Efficiency Wages and Tax Policy

Article excerpt

I. Introduction

It is well known in the conventional theory that a tax increase can be regarded as an anti-inflation device because it reduces the aggregate demand. However, recent contributions, particularly the literature in supply-side economics, devote their attention to the relationship between taxes and labor supply, and find that an increase in the rate of income taxation may stimulate the price level (Blinder [1973] and Beck [1979]).

Recently, the efficiency wage hypothesis has been accepted as a powerful theory to explain persistent involuntary unemployment, from the viewpoint of employers (Solow [1979], Yellen [1984], Katz [1986], and Lindbeck and Snower [1989]).(1) As is well known in the existing literature, the principal themes of the efficiency wage model are that the firm possesses market power in determining the wage offer and that the workers' effort depends on the real wage received by them. Based on these tenets, the efficiency wage theory can answer the questions why the wage may exceed the market-clearing level and why involuntary unemployment is persistent. This paper makes a new attempt to examine the conventional belief concerning the impact of tax policy on the price level by explicitly taking the efficiency wage hypothesis into consideration.

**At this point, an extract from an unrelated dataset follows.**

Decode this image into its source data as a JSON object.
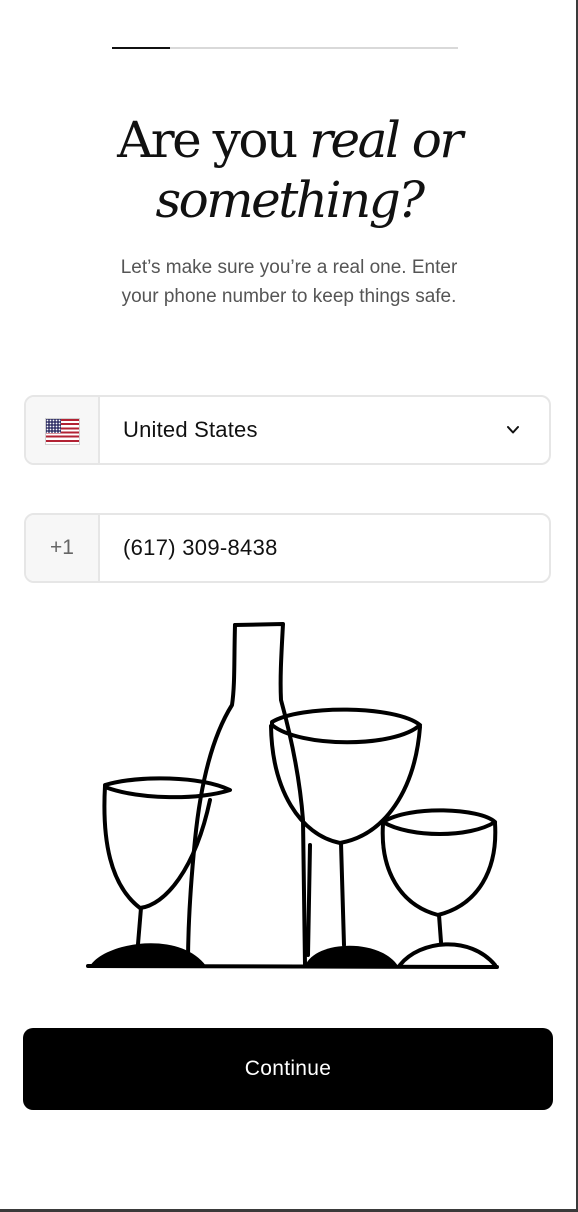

The remainder of the paper proceeds as follows. In Section II, the theoretical framework which incorporates the essential features of the efficiency wage theory is developed. Section Ill investigates the relationship between tax policy and the domestic price level. Finally, the concluding remarks are presented in Section IV.

II. The Framework

The macro model embodying the tenets of the efficiency wage theory can be expressed by the following equations:

(1) y = C(y - ty) + I(i) + G

(2) L (y,i) = M/p

(3) y = S(t) where y = domestic output; C = consumption expenditure; t = income tax rate; I = investment expenditure; i = interest rate; G = government expenditure; L = real demand for money; M = nominal supply of money; p = price of domestic output; S = aggregate supply function. As customary, we impose the following restrictions on the behavioral functions: [Mathematical Expression Omitted]

Equations (1) and (2) describe the economy's IS and LM curves, respectively. The aggregate supply function characterized by the efficiency wage hypothesis is presented in equation (3). We now turn to derive this function in detail.

As described by Lindbeck and Snower [1989, pp. 62-3], the efficiency wage theory rests on the following fundamental assumptions: (i) the firm exerts market power in wage setting; (ii) the productivity of the employees increases as the real wage they receive is increased. Define E to be the effort per employee, N the number of employees, [lambda](=E.N) the firm's workforce measured in efficiency units, the firm then has a short-run effort-augmented production function:

(4) y = F([lambda]), F[lambda] > 0, F[lambda][lambda] < 0.

According to the viewpoint of the efficiency wage hypothesis, the productivity of the workers is positively related to the real wage they receive, i.e., the after-tax real wage rather than the pre-tax real wage.(2) Hence

(5) [Mathematical Expression Omitted]

The objective of the firm is to choose labor input, N, and wage offer, w, so as to maximize profits, [pi], where profits are the excess revenue over factor cost,

(6) Max [pi] = pF(E.N) - wN

N,w .

Substituting equation (5) into equation (6), the first-order conditions for equation (6) are

(7) [Mathematical Expression Omitted]

(8) [Mathematical Expression Omitted]

Equation (7) indicates that the demand for labor is determined by setting the marginal product of labor equal to the real wage, both in terms of efficiency units. Putting equations (7) and (8) together gives

(9) [Mathematical Expression Omitted]

Equation (9) is the well-known Solow condition in the efficiency wage literature. …